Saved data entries
* * * * * * * * *

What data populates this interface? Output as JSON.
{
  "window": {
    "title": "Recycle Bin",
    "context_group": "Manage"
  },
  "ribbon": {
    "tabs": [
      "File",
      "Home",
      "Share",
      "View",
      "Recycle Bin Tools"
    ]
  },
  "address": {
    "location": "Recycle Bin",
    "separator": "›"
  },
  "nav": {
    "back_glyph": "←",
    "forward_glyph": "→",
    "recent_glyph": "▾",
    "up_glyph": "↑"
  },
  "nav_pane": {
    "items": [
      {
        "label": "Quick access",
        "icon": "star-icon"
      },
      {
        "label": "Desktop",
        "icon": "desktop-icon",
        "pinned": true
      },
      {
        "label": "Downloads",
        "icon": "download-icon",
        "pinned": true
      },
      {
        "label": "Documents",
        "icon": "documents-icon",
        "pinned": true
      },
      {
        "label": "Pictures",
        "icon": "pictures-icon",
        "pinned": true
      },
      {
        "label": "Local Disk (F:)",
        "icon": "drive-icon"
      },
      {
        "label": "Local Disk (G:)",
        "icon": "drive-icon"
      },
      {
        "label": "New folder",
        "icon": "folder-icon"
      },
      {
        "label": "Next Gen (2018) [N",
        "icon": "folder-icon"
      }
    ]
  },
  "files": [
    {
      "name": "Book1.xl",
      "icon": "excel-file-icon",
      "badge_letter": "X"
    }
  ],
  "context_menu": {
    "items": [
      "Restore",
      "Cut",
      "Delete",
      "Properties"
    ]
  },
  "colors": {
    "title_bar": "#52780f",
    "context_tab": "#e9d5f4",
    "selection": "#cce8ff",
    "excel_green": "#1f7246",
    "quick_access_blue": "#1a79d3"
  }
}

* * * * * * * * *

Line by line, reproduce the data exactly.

Reply:
What data populates this interface? Output as JSON.
{
  "window": {
    "title": "Recycle Bin",
    "context_group": "Manage"
  },
  "ribbon": {
    "tabs": [
      "File",
      "Home",
      "Share",
      "View",
      "Recycle Bin Tools"
    ]
  },
  "address": {
    "location": "Recycle Bin",
    "separator": "›"
  },
  "nav": {
    "back_glyph": "←",
    "forward_glyph": "→",
    "recent_glyph": "▾",
    "up_glyph": "↑"
  },
  "nav_pane": {
    "items": [
      {
        "label": "Quick access",
        "icon": "star-icon"
      },
      {
        "label": "Desktop",
        "icon": "desktop-icon",
        "pinned": true
      },
      {
        "label": "Downloads",
        "icon": "download-icon",
        "pinned": true
      },
      {
        "label": "Documents",
        "icon": "documents-icon",
        "pinned": true
      },
      {
        "label": "Pictures",
        "icon": "pictures-icon",
        "pinned": true
      },
      {
        "label": "Local Disk (F:)",
        "icon": "drive-icon"
      },
      {
        "label": "Local Disk (G:)",
        "icon": "drive-icon"
      },
      {
        "label": "New folder",
        "icon": "folder-icon"
      },
      {
        "label": "Next Gen (2018) [N",
        "icon": "folder-icon"
      }
    ]
  },
  "files": [
    {
      "name": "Book1.xl",
      "icon": "excel-file-icon",
      "badge_letter": "X"
    }
  ],
  "context_menu": {
    "items": [
      "Restore",
      "Cut",
      "Delete",
      "Properties"
    ]
  },
  "colors": {
    "title_bar": "#52780f",
    "context_tab": "#e9d5f4",
    "selection": "#cce8ff",
    "excel_green": "#1f7246",
    "quick_access_blue": "#1a79d3"
  }
}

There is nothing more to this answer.